■ EXERCISE AIM
Take the data that follows and return it exactly.

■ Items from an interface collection
◆ ◆ ◆ ◆ ◆

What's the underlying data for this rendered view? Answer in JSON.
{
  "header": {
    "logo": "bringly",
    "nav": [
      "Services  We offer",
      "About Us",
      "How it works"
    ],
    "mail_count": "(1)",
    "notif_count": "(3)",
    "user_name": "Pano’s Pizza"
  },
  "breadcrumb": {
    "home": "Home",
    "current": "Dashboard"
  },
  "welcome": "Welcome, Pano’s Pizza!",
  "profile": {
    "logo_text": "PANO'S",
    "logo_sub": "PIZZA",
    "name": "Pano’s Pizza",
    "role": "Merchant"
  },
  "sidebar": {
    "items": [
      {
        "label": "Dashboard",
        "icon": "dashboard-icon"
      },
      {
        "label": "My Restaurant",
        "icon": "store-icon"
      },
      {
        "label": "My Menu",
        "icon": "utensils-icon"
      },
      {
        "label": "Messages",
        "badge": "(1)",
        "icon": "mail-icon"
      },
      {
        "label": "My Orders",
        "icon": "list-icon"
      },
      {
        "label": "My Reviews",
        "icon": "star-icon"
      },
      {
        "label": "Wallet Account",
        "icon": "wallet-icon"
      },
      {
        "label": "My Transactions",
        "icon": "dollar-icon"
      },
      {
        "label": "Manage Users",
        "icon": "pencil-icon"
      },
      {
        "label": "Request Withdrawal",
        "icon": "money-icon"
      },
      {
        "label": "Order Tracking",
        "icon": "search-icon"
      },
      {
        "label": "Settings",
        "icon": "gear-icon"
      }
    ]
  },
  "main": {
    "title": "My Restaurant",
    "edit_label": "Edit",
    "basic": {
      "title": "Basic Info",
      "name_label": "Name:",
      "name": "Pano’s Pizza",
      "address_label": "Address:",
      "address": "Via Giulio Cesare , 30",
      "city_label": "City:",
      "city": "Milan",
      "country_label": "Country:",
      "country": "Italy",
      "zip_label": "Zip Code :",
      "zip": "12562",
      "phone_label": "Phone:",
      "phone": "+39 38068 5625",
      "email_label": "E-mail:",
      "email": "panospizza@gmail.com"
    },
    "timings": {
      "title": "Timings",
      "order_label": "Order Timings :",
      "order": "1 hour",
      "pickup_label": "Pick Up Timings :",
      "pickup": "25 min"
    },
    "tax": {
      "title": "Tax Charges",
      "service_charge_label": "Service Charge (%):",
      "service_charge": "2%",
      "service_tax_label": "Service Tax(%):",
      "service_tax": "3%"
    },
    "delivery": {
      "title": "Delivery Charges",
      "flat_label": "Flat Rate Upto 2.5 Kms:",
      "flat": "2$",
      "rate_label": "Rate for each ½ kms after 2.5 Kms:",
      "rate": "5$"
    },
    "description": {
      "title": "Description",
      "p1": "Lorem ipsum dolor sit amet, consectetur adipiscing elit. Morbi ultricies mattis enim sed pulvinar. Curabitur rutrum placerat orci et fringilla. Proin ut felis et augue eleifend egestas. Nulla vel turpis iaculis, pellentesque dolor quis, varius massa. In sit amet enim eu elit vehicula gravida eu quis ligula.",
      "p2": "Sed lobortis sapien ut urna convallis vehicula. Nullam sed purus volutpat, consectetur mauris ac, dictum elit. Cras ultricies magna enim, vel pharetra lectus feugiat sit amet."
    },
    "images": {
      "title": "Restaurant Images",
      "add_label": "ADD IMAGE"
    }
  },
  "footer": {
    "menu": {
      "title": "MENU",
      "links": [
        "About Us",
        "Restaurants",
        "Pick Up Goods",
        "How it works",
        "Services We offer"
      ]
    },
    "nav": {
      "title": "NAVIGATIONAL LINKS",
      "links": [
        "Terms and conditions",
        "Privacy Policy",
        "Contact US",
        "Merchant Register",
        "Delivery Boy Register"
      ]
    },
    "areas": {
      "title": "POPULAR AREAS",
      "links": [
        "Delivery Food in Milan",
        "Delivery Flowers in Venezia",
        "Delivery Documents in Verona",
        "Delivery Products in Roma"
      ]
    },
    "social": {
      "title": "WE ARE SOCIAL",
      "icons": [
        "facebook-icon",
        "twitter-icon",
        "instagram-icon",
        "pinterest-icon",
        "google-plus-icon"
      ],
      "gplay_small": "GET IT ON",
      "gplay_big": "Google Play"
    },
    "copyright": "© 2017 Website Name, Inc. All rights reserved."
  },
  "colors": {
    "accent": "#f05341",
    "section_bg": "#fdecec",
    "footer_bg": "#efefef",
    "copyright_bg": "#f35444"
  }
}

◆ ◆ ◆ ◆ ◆

■ RESPONSE BELOW
What's the underlying data for this rendered view? Answer in JSON.
{
  "header": {
    "logo": "bringly",
    "nav": [
      "Services  We offer",
      "About Us",
      "How it works"
    ],
    "mail_count": "(1)",
    "notif_count": "(3)",
    "user_name": "Pano’s Pizza"
  },
  "breadcrumb": {
    "home": "Home",
    "current": "Dashboard"
  },
  "welcome": "Welcome, Pano’s Pizza!",
  "profile": {
    "logo_text": "PANO'S",
    "logo_sub": "PIZZA",
    "name": "Pano’s Pizza",
    "role": "Merchant"
  },
  "sidebar": {
    "items": [
      {
        "label": "Dashboard",
        "icon": "dashboard-icon"
      },
      {
        "label": "My Restaurant",
        "icon": "store-icon"
      },
      {
        "label": "My Menu",
        "icon": "utensils-icon"
      },
      {
        "label": "Messages",
        "badge": "(1)",
        "icon": "mail-icon"
      },
      {
        "label": "My Orders",
        "icon": "list-icon"
      },
      {
        "label": "My Reviews",
        "icon": "star-icon"
      },
      {
        "label": "Wallet Account",
        "icon": "wallet-icon"
      },
      {
        "label": "My Transactions",
        "icon": "dollar-icon"
      },
      {
        "label": "Manage Users",
        "icon": "pencil-icon"
      },
      {
        "label": "Request Withdrawal",
        "icon": "money-icon"
      },
      {
        "label": "Order Tracking",
        "icon": "search-icon"
      },
      {
        "label": "Settings",
        "icon": "gear-icon"
      }
    ]
  },
  "main": {
    "title": "My Restaurant",
    "edit_label": "Edit",
    "basic": {
      "title": "Basic Info",
      "name_label": "Name:",
      "name": "Pano’s Pizza",
      "address_label": "Address:",
      "address": "Via Giulio Cesare , 30",
      "city_label": "City:",
      "city": "Milan",
      "country_label": "Country:",
      "country": "Italy",
      "zip_label": "Zip Code :",
      "zip": "12562",
      "phone_label": "Phone:",
      "phone": "+39 38068 5625",
      "email_label": "E-mail:",
      "email": "panospizza@gmail.com"
    },
    "timings": {
      "title": "Timings",
      "order_label": "Order Timings :",
      "order": "1 hour",
      "pickup_label": "Pick Up Timings :",
      "pickup": "25 min"
    },
    "tax": {
      "title": "Tax Charges",
      "service_charge_label": "Service Charge (%):",
      "service_charge": "2%",
      "service_tax_label": "Service Tax(%):",
      "service_tax": "3%"
    },
    "delivery": {
      "title": "Delivery Charges",
      "flat_label": "Flat Rate Upto 2.5 Kms:",
      "flat": "2$",
      "rate_label": "Rate for each ½ kms after 2.5 Kms:",
      "rate": "5$"
    },
    "description": {
      "title": "Description",
      "p1": "Lorem ipsum dolor sit amet, consectetur adipiscing elit. Morbi ultricies mattis enim sed pulvinar. Curabitur rutrum placerat orci et fringilla. Proin ut felis et augue eleifend egestas. Nulla vel turpis iaculis, pellentesque dolor quis, varius massa. In sit amet enim eu elit vehicula gravida eu quis ligula.",
      "p2": "Sed lobortis sapien ut urna convallis vehicula. Nullam sed purus volutpat, consectetur mauris ac, dictum elit. Cras ultricies magna enim, vel pharetra lectus feugiat sit amet."
    },
    "images": {
      "title": "Restaurant Images",
      "add_label": "ADD IMAGE"
    }
  },
  "footer": {
    "menu": {
      "title": "MENU",
      "links": [
        "About Us",
        "Restaurants",
        "Pick Up Goods",
        "How it works",
        "Services We offer"
      ]
    },
    "nav": {
      "title": "NAVIGATIONAL LINKS",
      "links": [
        "Terms and conditions",
        "Privacy Policy",
        "Contact US",
        "Merchant Register",
        "Delivery Boy Register"
      ]
    },
    "areas": {
      "title": "POPULAR AREAS",
      "links": [
        "Delivery Food in Milan",
        "Delivery Flowers in Venezia",
        "Delivery Documents in Verona",
        "Delivery Products in Roma"
      ]
    },
    "social": {
      "title": "WE ARE SOCIAL",
      "icons": [
        "facebook-icon",
        "twitter-icon",
        "instagram-icon",
        "pinterest-icon",
        "google-plus-icon"
      ],
      "gplay_small": "GET IT ON",
      "gplay_big": "Google Play"
    },
    "copyright": "© 2017 Website Name, Inc. All rights reserved."
  },
  "colors": {
    "accent": "#f05341",
    "section_bg": "#fdecec",
    "footer_bg": "#efefef",
    "copyright_bg": "#f35444"
  }
}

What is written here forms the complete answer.